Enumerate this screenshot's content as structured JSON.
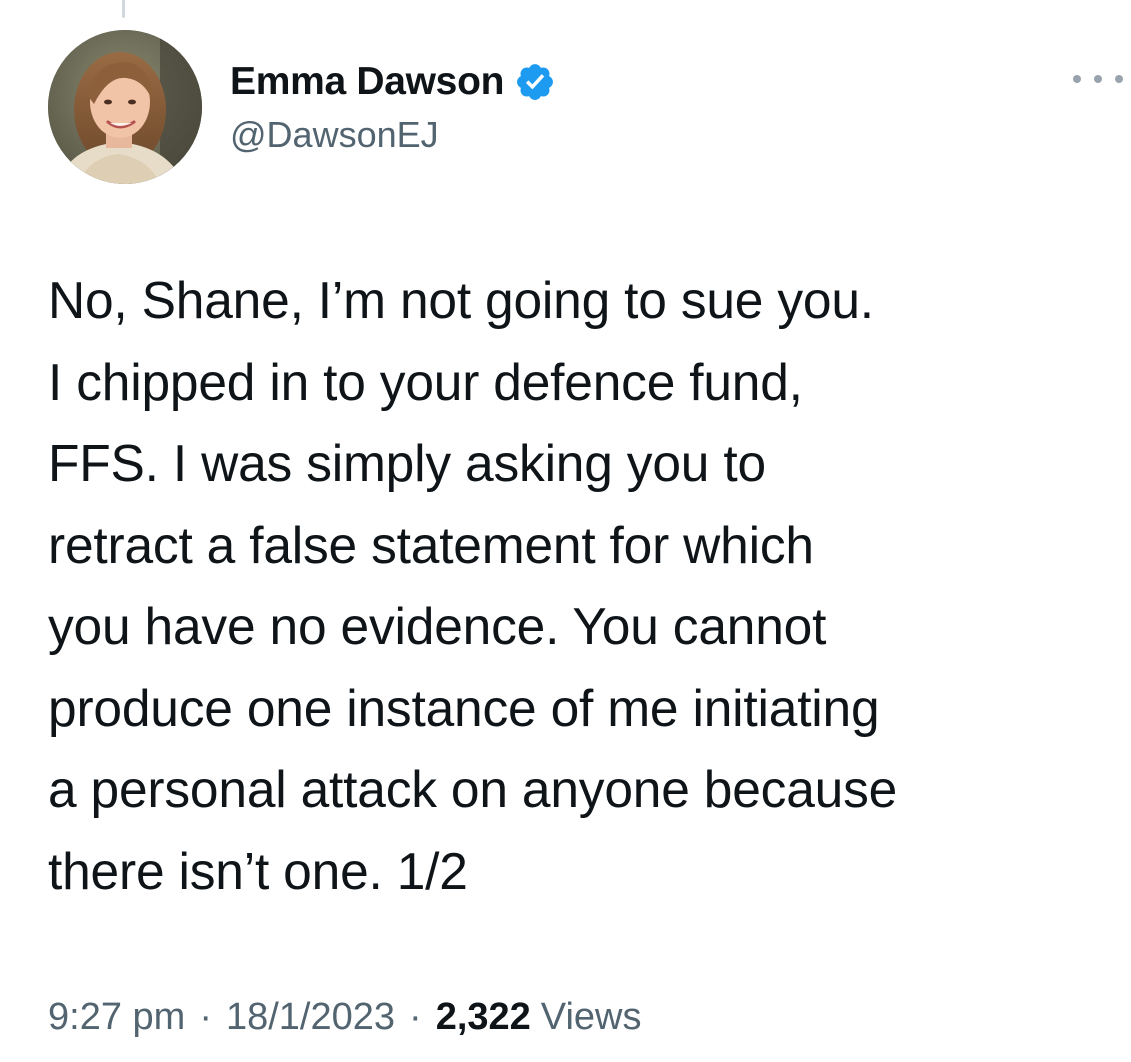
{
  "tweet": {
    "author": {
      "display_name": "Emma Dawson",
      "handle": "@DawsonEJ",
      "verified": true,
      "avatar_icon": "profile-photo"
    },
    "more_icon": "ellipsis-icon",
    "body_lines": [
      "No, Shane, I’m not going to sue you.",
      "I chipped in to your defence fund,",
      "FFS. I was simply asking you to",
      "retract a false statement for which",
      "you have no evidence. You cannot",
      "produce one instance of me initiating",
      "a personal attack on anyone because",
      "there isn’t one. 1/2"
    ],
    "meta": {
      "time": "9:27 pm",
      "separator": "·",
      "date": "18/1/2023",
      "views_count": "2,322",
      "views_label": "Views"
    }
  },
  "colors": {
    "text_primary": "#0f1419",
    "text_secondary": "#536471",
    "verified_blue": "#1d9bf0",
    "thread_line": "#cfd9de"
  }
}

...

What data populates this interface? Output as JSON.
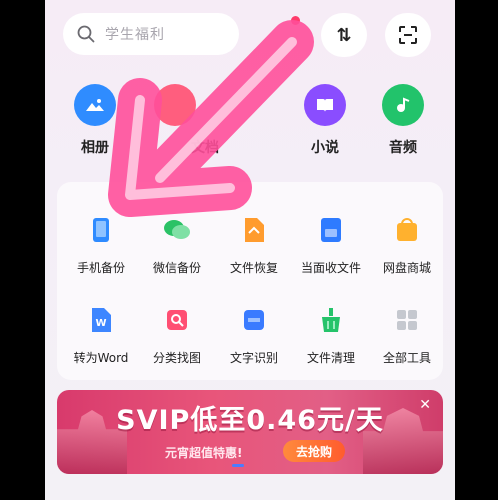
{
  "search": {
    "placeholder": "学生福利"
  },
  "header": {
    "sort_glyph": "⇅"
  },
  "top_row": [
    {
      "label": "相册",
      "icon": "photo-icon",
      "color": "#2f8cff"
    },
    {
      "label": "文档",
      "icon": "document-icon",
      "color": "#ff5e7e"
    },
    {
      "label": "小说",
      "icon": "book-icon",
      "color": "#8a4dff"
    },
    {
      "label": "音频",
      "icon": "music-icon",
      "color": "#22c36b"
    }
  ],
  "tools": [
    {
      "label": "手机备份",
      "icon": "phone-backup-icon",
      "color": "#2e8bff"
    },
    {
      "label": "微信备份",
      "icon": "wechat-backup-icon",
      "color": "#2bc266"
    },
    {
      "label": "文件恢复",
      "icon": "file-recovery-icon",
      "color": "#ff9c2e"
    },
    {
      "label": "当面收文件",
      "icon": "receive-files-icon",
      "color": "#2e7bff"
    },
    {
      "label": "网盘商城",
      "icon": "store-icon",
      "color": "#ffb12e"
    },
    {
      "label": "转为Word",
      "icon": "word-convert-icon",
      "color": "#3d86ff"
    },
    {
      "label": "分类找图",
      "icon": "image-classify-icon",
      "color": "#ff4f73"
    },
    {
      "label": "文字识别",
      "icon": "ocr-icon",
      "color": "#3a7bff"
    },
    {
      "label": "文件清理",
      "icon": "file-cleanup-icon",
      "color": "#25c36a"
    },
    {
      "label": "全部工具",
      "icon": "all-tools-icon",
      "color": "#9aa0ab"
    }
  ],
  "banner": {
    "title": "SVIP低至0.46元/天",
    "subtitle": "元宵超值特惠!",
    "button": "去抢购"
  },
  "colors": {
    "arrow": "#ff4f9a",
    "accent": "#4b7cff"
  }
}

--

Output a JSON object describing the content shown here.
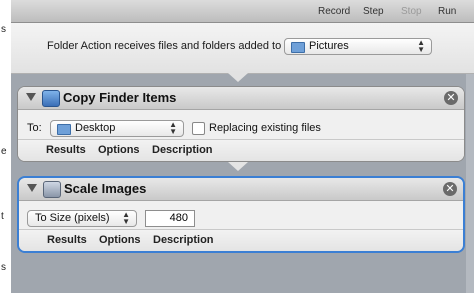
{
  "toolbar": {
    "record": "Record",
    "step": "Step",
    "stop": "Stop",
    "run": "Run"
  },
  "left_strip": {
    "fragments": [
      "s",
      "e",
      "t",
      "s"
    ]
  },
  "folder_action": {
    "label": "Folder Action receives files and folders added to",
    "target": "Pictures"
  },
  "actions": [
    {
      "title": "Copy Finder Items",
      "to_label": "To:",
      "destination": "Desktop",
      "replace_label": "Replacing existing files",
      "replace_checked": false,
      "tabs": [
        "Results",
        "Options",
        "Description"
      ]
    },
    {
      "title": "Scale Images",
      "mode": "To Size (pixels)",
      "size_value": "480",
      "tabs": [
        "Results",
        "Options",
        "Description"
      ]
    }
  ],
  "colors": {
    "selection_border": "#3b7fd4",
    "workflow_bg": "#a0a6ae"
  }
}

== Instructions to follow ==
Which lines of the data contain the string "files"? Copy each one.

== Reply ==
      "icon": "receive-files-icon",
    "label": "Folder Action receives files and folders added to",
      "replace_label": "Replacing existing files",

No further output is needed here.